Judging from it's mostly pristine condition, I don't think many people know about it. Yet. Great views. Quiet. A good spot to just be still.

Overall I was slightly disappointed with my recent visit to the Poet's Table. Something has been lost. It could be simply that the mystery is not as deep as before since it has become so well known. And seeing the graffiti and damage was discouraging. But, the day was saved by two was the arrival of two hikers who just seemed happy to be there. Especially the little guy. He couldn't wait to put pen to paper and begin writing. I kind of wish I would have stayed to see what he wrote. 

I do get some enjoyment out of seeing others I encounter here and on the trail smiling and enjoying these Black Hills that I love so much. 
The other positive event was when I found a simple painting buried beneath a pile of random pages. A watercolor that I felt came truly from the heart of the artist. If people can be so inspired by this place, then who am I to complain about its physical appearance?

So, as with life in general...usually when something is lost, something is found. It's a balance. And I guess all we can do is try to maintain that balance, make art in whatever form suits you, take care of each other, do good work and enjoy nature. Wherever and however we find it.

Roger O'Dea     7/13/2017

Sunday, April 30, 2017


"In schools we keep teaching that history is divided into American history and Chinese history and Russian history and Australian history....we're teaching kids that they are divided into tribes.
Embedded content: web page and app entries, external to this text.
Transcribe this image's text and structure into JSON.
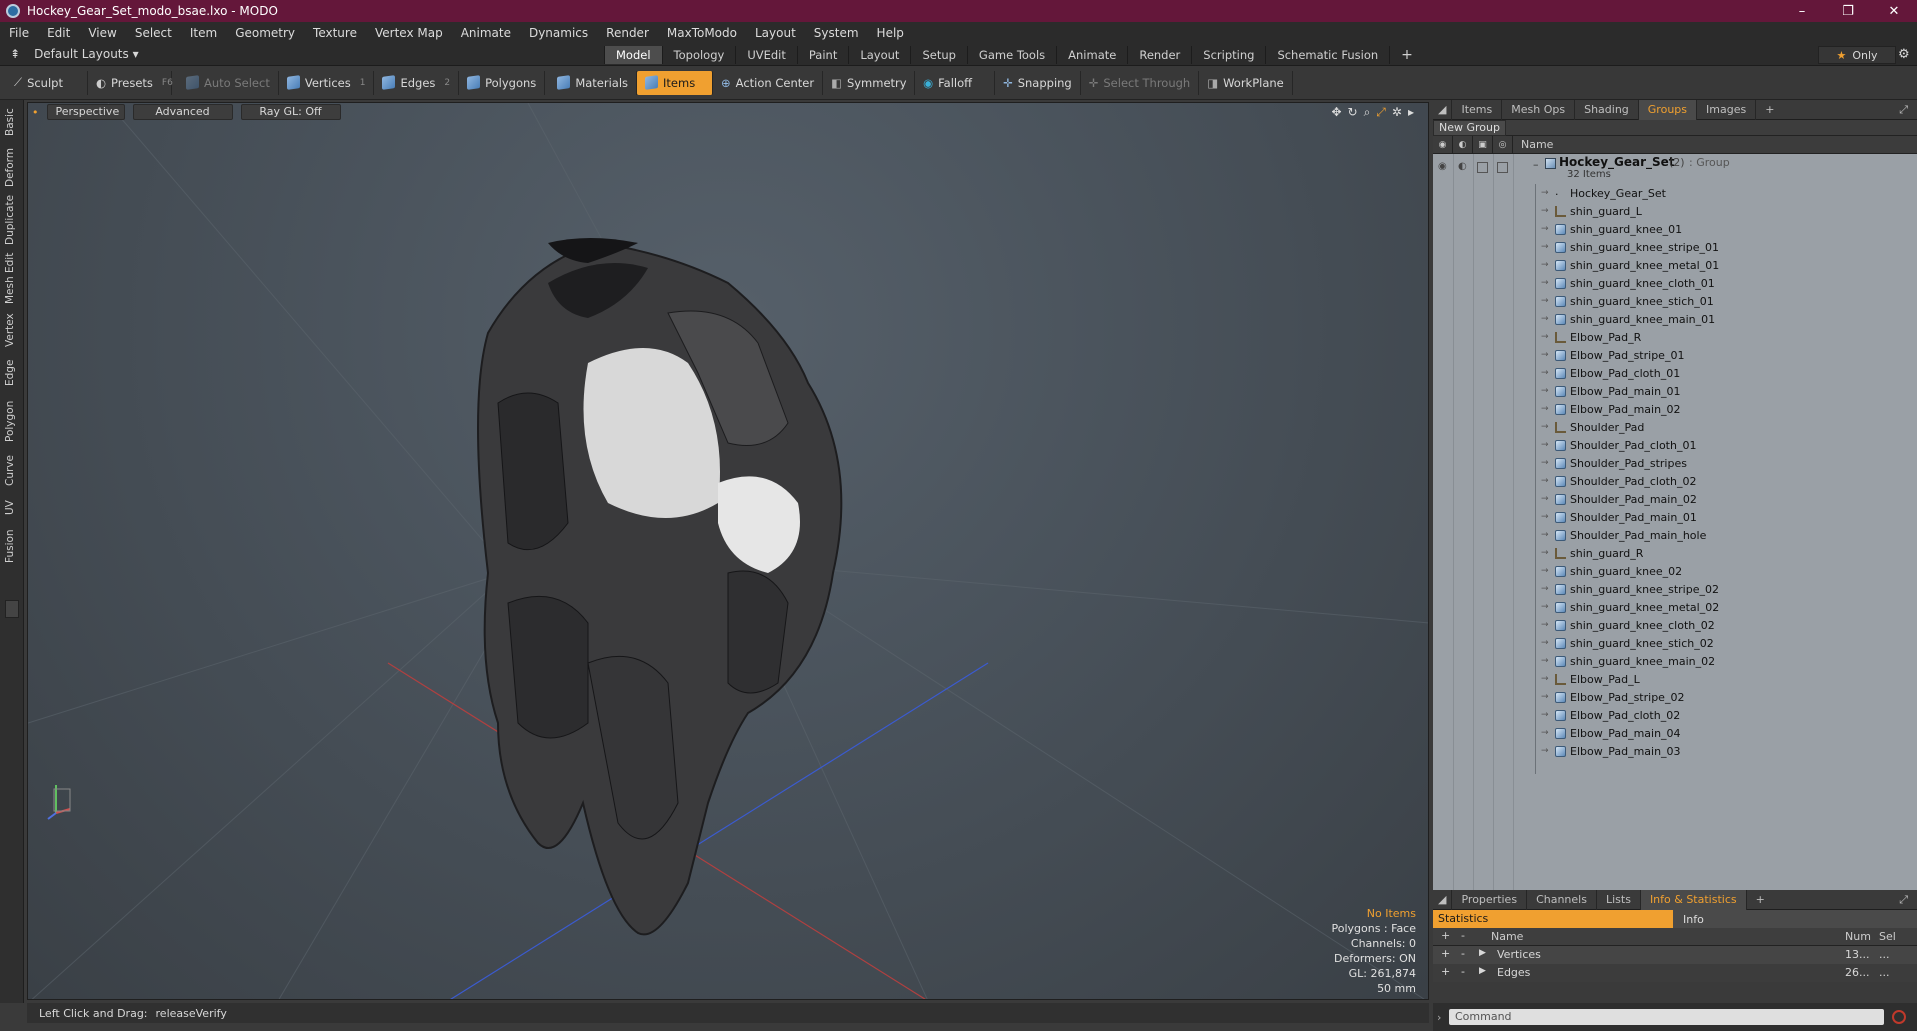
{
  "window": {
    "title": "Hockey_Gear_Set_modo_bsae.lxo - MODO",
    "minimize": "–",
    "maximize": "❐",
    "close": "✕"
  },
  "menu": [
    "File",
    "Edit",
    "View",
    "Select",
    "Item",
    "Geometry",
    "Texture",
    "Vertex Map",
    "Animate",
    "Dynamics",
    "Render",
    "MaxToModo",
    "Layout",
    "System",
    "Help"
  ],
  "modebar": {
    "layouts": "Default Layouts ▾",
    "tabs": [
      "Model",
      "Topology",
      "UVEdit",
      "Paint",
      "Layout",
      "Setup",
      "Game Tools",
      "Animate",
      "Render",
      "Scripting",
      "Schematic Fusion"
    ],
    "active_tab": "Model",
    "add": "+",
    "only": "Only"
  },
  "toolbar": {
    "sculpt": "Sculpt",
    "presets": "Presets",
    "presets_key": "F6",
    "auto_select": "Auto Select",
    "vertices": "Vertices",
    "vertices_n": "1",
    "edges": "Edges",
    "edges_n": "2",
    "polygons": "Polygons",
    "materials": "Materials",
    "items": "Items",
    "action_center": "Action Center",
    "symmetry": "Symmetry",
    "falloff": "Falloff",
    "snapping": "Snapping",
    "select_through": "Select Through",
    "workplane": "WorkPlane"
  },
  "left_tabs": [
    "Basic",
    "Deform",
    "Duplicate",
    "Mesh Edit",
    "Vertex",
    "Edge",
    "Polygon",
    "Curve",
    "UV",
    "Fusion"
  ],
  "viewport": {
    "view": "Perspective",
    "shading": "Advanced",
    "raygl": "Ray GL: Off",
    "info": {
      "items": "No Items",
      "polygons": "Polygons : Face",
      "channels": "Channels: 0",
      "deformers": "Deformers: ON",
      "gl": "GL: 261,874",
      "size": "50 mm"
    }
  },
  "status": {
    "hint": "Left Click and Drag:",
    "action": "releaseVerify"
  },
  "right_panel": {
    "tabs": [
      "Items",
      "Mesh Ops",
      "Shading",
      "Groups",
      "Images"
    ],
    "active_tab": "Groups",
    "add": "+",
    "new_group": "New Group",
    "col_name": "Name",
    "group": {
      "name": "Hockey_Gear_Set",
      "count": "(2)",
      "type": ": Group",
      "items": "32 Items"
    },
    "items": [
      {
        "name": "Hockey_Gear_Set",
        "kind": "null"
      },
      {
        "name": "shin_guard_L",
        "kind": "locator"
      },
      {
        "name": "shin_guard_knee_01",
        "kind": "mesh"
      },
      {
        "name": "shin_guard_knee_stripe_01",
        "kind": "mesh"
      },
      {
        "name": "shin_guard_knee_metal_01",
        "kind": "mesh"
      },
      {
        "name": "shin_guard_knee_cloth_01",
        "kind": "mesh"
      },
      {
        "name": "shin_guard_knee_stich_01",
        "kind": "mesh"
      },
      {
        "name": "shin_guard_knee_main_01",
        "kind": "mesh"
      },
      {
        "name": "Elbow_Pad_R",
        "kind": "locator"
      },
      {
        "name": "Elbow_Pad_stripe_01",
        "kind": "mesh"
      },
      {
        "name": "Elbow_Pad_cloth_01",
        "kind": "mesh"
      },
      {
        "name": "Elbow_Pad_main_01",
        "kind": "mesh"
      },
      {
        "name": "Elbow_Pad_main_02",
        "kind": "mesh"
      },
      {
        "name": "Shoulder_Pad",
        "kind": "locator"
      },
      {
        "name": "Shoulder_Pad_cloth_01",
        "kind": "mesh"
      },
      {
        "name": "Shoulder_Pad_stripes",
        "kind": "mesh"
      },
      {
        "name": "Shoulder_Pad_cloth_02",
        "kind": "mesh"
      },
      {
        "name": "Shoulder_Pad_main_02",
        "kind": "mesh"
      },
      {
        "name": "Shoulder_Pad_main_01",
        "kind": "mesh"
      },
      {
        "name": "Shoulder_Pad_main_hole",
        "kind": "mesh"
      },
      {
        "name": "shin_guard_R",
        "kind": "locator"
      },
      {
        "name": "shin_guard_knee_02",
        "kind": "mesh"
      },
      {
        "name": "shin_guard_knee_stripe_02",
        "kind": "mesh"
      },
      {
        "name": "shin_guard_knee_metal_02",
        "kind": "mesh"
      },
      {
        "name": "shin_guard_knee_cloth_02",
        "kind": "mesh"
      },
      {
        "name": "shin_guard_knee_stich_02",
        "kind": "mesh"
      },
      {
        "name": "shin_guard_knee_main_02",
        "kind": "mesh"
      },
      {
        "name": "Elbow_Pad_L",
        "kind": "locator"
      },
      {
        "name": "Elbow_Pad_stripe_02",
        "kind": "mesh"
      },
      {
        "name": "Elbow_Pad_cloth_02",
        "kind": "mesh"
      },
      {
        "name": "Elbow_Pad_main_04",
        "kind": "mesh"
      },
      {
        "name": "Elbow_Pad_main_03",
        "kind": "mesh"
      }
    ]
  },
  "bottom_panel": {
    "tabs": [
      "Properties",
      "Channels",
      "Lists",
      "Info & Statistics"
    ],
    "active_tab": "Info & Statistics",
    "add": "+",
    "statistics": "Statistics",
    "info": "Info",
    "col_name": "Name",
    "col_num": "Num",
    "col_sel": "Sel",
    "rows": [
      {
        "name": "Vertices",
        "num": "13...",
        "sel": "..."
      },
      {
        "name": "Edges",
        "num": "26...",
        "sel": "..."
      }
    ]
  },
  "command": {
    "placeholder": "Command"
  },
  "colors": {
    "accent": "#f0a030",
    "titlebar": "#64173a"
  }
}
We're failing to teach them that we also, as human beings, share problems that we need to work on together."   David Christian
No man is an island…
"But without a tribe, that’s exactly what you are: a loner, a rebel. Not a pioneer, a vagrant. As poetic as it may seem to go it alone, you need people to help you accomplish your vision (whatever it may be)."  Seth Godin

So which is it? Tribe or no tribe? I've been thinking about that lately. Maybe because the word seems to be popping up more often. Not in relation to Native American tribes in this country, or African tribes, or primitive tribes in the Amazon, but tribes as defined by the writer Jeff Goins -
"...existing groups of people formed around very specific interests and passions."
As examples he listed Vegans, J.K. Rowling readers and the Southern Baptist Convention. You get the idea. I've even used the word myself, in the context of talking about like minded people I have as friends or that I get to hang out with once in a while and that I wish were my friends. I am also wondering if you can be part of and have allegiance to more than one tribe.
I like being around people like this -

 And also these guys -


Can I be part of both? Can being in a tribe (or tribes) cut me off from others? Or cause me to give up on people who are not part of my tribe? 
I guess it probably comes down to whether or not you only associate with others in your same tribe. That would not be a good thing. You would be too sheltered, and possibly lured into a false sense of security, never being confronted with a reality check. If everyone around you thinks and acts and even looks like you, there are no challenges to be met. We all need to be challenged occasionally. 
The other side is that without a tribe to call your own, will you feel like an outcast and alone to make your own way without regard for the welfare of others? I've known people like that, too. The ones who say, "Leave me alone. I don't need anybody. I'm fine on my own." That's as sad as someone taking refuge within a tribe, under their protection, and never venturing beyond those boundaries. I don't know the answer, or even if there actually is an answer. And, if there is an answer to these questions, it is most likely different for each individual asking. 

It's kind of funny (frustrating? ironic?) that even after all this talk about tribes, I'm still not sure how to measure their value. I'm not even sure I'm actually a part of one. Maybe I'm that one mentioned above...the loner, the rebel. Yeah, that's me. The bad boy rebel loner. Right. Well, I do have a leather jacket and a motorcycle. And I do value my alone time. However, I wouldn't last very long without what I consider my tribe. It's small, but it's awesome. New members are always welcome. No application required and there's no initiation fee. Feel free to join up. Anywhere. Any time. 

Roger O'Dea     4/30/2017